are played by two Ann Arbor
grammar school students, are gra-
duate students in the speech de-
MILLER HAS adapted what cri-
tics have termed as the "some-
what stilted language of the liter-
al Ibsen translations" into a fluid
colloquial A m e r i c a n dialogue,
without hanging Ibsen's point of
The play will be directed by
Prof. H. Z. Norton. Sets for the
play have been designed by
George Crepeau and the cos-
tumes were designed and exe-
cuted by Lucy Barton.
Tickets for the performances,
which will be given today through
Saturday nights, may be purchas-
ed from 10 a.m. to 5 p.m. daily,
and on performance night until 8
p.m. at the Lydia Mendelssohn
DETROIT - (P)-Funeral serv-
ices will be held tomorrow in sub-
urban Birmingham for Ronald J.
Waterbury, 52 years old, Assistant
Chief Engineer for the Chevrolet
Division of General Motors Corp.
0 MEALS 50c up(
Lunch. . . ...I1:00-1 :30
338 Maynard, Thru the Arcade
AwithPESO.NFOTER A PCKTU E
Read and Use
University Musical Society
Seventy-third Annual Choral Union Series
VICTORIA DE LOS ANGELES, Soprano . . . . Thursday, Oct. 4
JOSEF SZIGETTI, Violinist . Monday, Oct. 15
BOSTON SYMPHONY ORCHESTR\
CHARLES MUNCH, Conductor . . . . . Sunday, Oct. 21
GEORGE SZELL, Conductor . . . . . . Sunday, Nov. 4
ALEXANDER BRAILOWSKY, Pianist*** . Friday, Nov. 16
SALVATORE BACCALONI, Bass . . hursday, Nov. 20
CINCINNATI SYMPHONY ORCHESTRA,

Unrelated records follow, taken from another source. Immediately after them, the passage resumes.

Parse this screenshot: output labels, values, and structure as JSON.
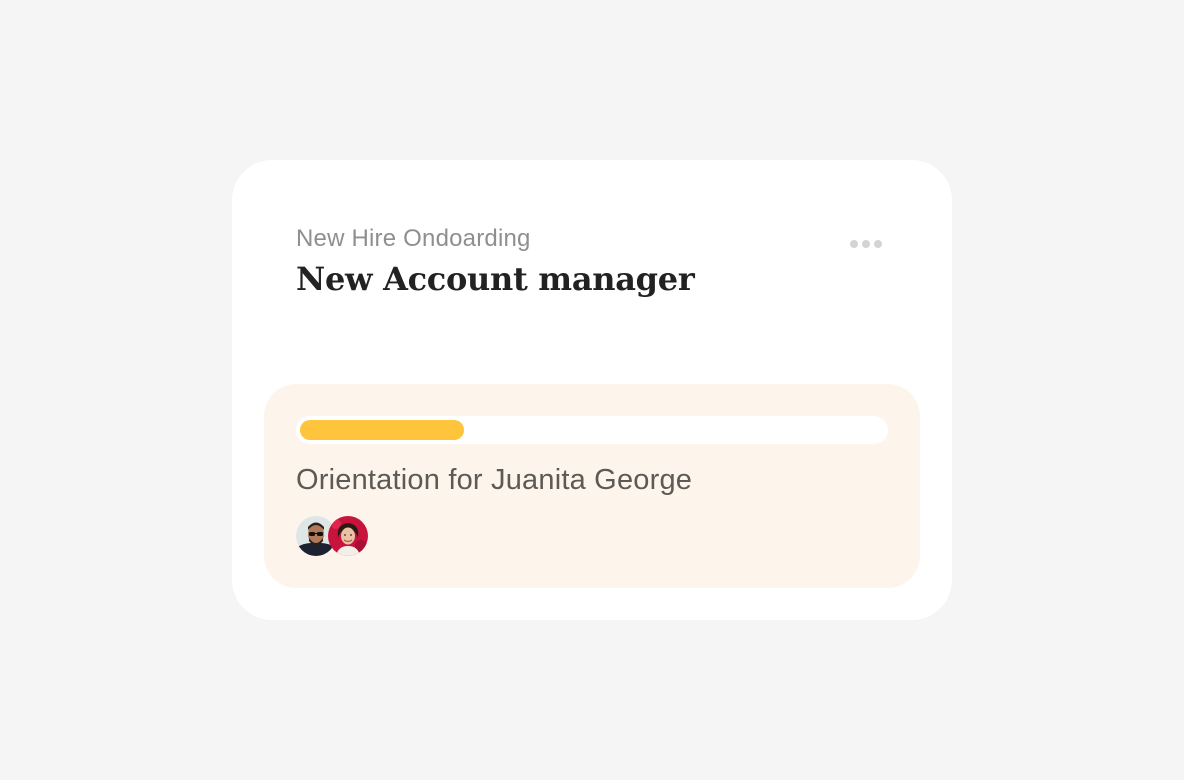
{
  "card": {
    "subtitle": "New Hire Ondoarding",
    "title": "New Account manager",
    "more_icon": "more-horizontal-icon"
  },
  "task": {
    "title": "Orientation for Juanita George",
    "progress_percent": 28,
    "progress_color": "#fdc43c",
    "panel_color": "#fdf5ec",
    "assignees": [
      {
        "avatar": "avatar-man-sunglasses"
      },
      {
        "avatar": "avatar-woman-red-background"
      }
    ]
  }
}
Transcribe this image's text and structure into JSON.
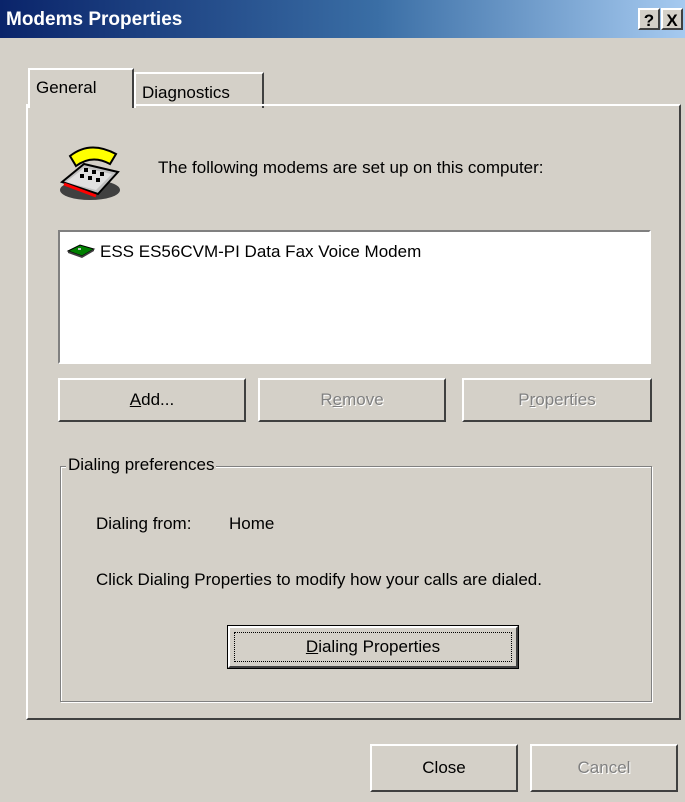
{
  "window": {
    "title": "Modems Properties",
    "help_label": "?",
    "close_label": "X"
  },
  "tabs": [
    {
      "label": "General",
      "active": true
    },
    {
      "label": "Diagnostics",
      "active": false
    }
  ],
  "general": {
    "heading": "The following modems are set up on this computer:",
    "modems": [
      "ESS ES56CVM-PI Data Fax Voice Modem"
    ],
    "buttons": {
      "add": {
        "pre": "",
        "key": "A",
        "post": "dd..."
      },
      "remove": {
        "pre": "R",
        "key": "e",
        "post": "move"
      },
      "properties": {
        "pre": "P",
        "key": "r",
        "post": "operties"
      }
    },
    "dialing_preferences": {
      "label": "Dialing preferences",
      "from_label": "Dialing from:",
      "from_value": "Home",
      "info": "Click Dialing Properties to modify how your calls are dialed.",
      "button": {
        "pre": "",
        "key": "D",
        "post": "ialing Properties"
      }
    }
  },
  "footer": {
    "close": "Close",
    "cancel": "Cancel"
  },
  "icons": {
    "phone": "telephone-modem-icon",
    "modem": "modem-device-icon"
  }
}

THOR JOHNSON, Conductor.** .. Monday, an. 14
SINGING BOYS OF NORWAY r. . . . Wednesday, Feb. 20
SHAW CHORALE AND ORCHESTRA . . . . Tuesday, Mar. 18
ADOLF BUSCH, Violinist, and
RUDOLFSERKIN, Pianist . ..... Monday, Mar. 31
Season Tickets (tax incl.) : Unclaimed seats in Block A, $16.80;
Block B, $14.40; Block C, $12.00.
Sixth Annual Extra Concert Series
GLADYS SWARTHOUT, Mezzo-Soprano . rT * euesday, Oct. 9
BOSTON SYMPHONY ORCHESTRA,
CHARLES MUNCH, Conductor , Monday, Oct. 22
dePAUR'S INFANTRY CHORUS . . . . . . Tuesday, Nov. 20
OSCAR LEVANT, Pianist....,FrdyJa.1
CHICAGO SYMPHONY ORCHESTRA,
RAFAEL KUBELIK, Conductor. .... Sunday, Mar. 9
Season Tickets (tax incl.): Block A, $8.40; Block B $7.20;
Block C, $6.00
Annual Christmas Concerts
"MESSIAH" (Handel) . . . . . . . Dec. 8 and 9
Nancy Carr, Soprano Oscar Natzka, Bass
The Department of Speech
"AN ENEMY OF
by HENRIK IBSEN
Adapted by Arthur Miller
dXWII 9.1311 ~L.-, ®i TLJF a Tf'. COLLYER